Yes, say Paul Collier and Bjorn Lomborg:
A new study for the Copenhagen Consensus project that includes the first ever cost-benefit analysis of United Nations peacekeeping initiatives concludes that military might is an important tool for reducing bloodshed around the world.
Iraq is a misleading guide to the effectiveness of such initiatives. Unlike the vast majority of conflicts, its civil war was sparked by an international war. The far more typical scenario is political violence within a small, low-income, low-growth nation burdened with strong ethnic divisions.
Military intervention wont be the answer in every hot spot; nor should it be the developed world's only response. Post-conflict aid designed to prevent violence from recurring is much more politically acceptable than the use of force, although it is very expensive.

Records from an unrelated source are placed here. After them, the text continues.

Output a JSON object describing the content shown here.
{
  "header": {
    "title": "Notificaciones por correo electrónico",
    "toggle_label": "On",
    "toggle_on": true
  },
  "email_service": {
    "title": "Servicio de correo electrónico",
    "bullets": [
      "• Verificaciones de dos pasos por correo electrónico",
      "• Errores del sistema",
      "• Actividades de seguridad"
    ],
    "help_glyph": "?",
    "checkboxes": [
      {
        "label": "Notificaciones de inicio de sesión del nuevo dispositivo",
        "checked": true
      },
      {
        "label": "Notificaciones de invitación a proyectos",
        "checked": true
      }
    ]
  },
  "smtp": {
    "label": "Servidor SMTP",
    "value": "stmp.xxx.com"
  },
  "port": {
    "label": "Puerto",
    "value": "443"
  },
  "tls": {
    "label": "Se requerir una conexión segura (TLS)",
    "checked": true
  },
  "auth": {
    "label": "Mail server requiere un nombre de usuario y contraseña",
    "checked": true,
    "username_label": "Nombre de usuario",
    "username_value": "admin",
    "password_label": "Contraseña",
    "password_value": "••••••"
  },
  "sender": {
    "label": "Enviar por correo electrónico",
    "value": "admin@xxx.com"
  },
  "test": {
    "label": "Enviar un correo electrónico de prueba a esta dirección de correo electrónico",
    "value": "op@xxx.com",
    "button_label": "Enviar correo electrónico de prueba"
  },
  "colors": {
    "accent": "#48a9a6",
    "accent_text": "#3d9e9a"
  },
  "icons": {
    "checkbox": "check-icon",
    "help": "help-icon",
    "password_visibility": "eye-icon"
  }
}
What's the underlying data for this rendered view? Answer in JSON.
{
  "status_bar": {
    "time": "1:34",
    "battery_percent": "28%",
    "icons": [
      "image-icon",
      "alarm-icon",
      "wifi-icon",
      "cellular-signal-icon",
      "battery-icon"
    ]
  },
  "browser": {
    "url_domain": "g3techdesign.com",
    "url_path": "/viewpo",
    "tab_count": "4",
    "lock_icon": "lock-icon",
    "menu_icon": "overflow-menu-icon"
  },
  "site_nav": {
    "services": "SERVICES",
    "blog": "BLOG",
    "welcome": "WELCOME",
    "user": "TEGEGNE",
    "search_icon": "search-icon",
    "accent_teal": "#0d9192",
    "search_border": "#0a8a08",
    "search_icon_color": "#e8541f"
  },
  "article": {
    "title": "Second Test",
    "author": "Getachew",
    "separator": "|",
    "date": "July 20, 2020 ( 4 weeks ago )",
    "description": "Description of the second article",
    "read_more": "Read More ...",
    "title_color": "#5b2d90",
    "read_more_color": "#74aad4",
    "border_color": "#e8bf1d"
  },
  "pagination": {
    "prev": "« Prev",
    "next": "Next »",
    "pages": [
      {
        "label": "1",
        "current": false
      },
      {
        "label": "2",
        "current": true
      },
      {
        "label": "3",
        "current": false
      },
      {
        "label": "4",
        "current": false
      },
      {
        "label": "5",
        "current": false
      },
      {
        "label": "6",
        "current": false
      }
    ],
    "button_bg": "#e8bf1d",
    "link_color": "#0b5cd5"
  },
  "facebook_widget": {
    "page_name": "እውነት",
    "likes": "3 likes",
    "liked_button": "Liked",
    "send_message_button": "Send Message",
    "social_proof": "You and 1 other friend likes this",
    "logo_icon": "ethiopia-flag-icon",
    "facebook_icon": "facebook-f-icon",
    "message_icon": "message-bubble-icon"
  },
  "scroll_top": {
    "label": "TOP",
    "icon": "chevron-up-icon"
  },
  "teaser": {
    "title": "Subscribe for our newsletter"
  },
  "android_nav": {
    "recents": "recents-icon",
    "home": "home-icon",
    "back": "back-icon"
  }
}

The Copenhagen Consensus study recommends that aid to post-conflict countries be tied to limits on military spending. Placing conditions on aid packages is controversial, but about 11 percent of all aid is currently diverted into military spending, which significantly increases the likelihood of violence. The lower risk of conflict and better use of that money would mean the benefits from aid climb to 4.5 times higher than the costs.
The first cost-benefit analysis of peacekeeping initiatives reveals that the risk of future conflict depends upon the scale of military deployment. Compared with no deployment, spending $100 million on a peacekeeping initiative reduces the 10-year risk of conflict from around 38 percent to 16.5 percent. At $200 million per year, the risk falls further, to around 12.8 percent. At $500 million, it goes down to 9 percent, and at $850 million drops to 7.3 percent.
Because of war's massive costs, each percentage point of risk reduction is worth around $2.5 billion to the world. The most expensive deployment reduces the risk of conflict by a massive 30 percentage points, with 10-year gains of $75 billion, compared to the overall cost of $8.5 billion. This is a very promising investment.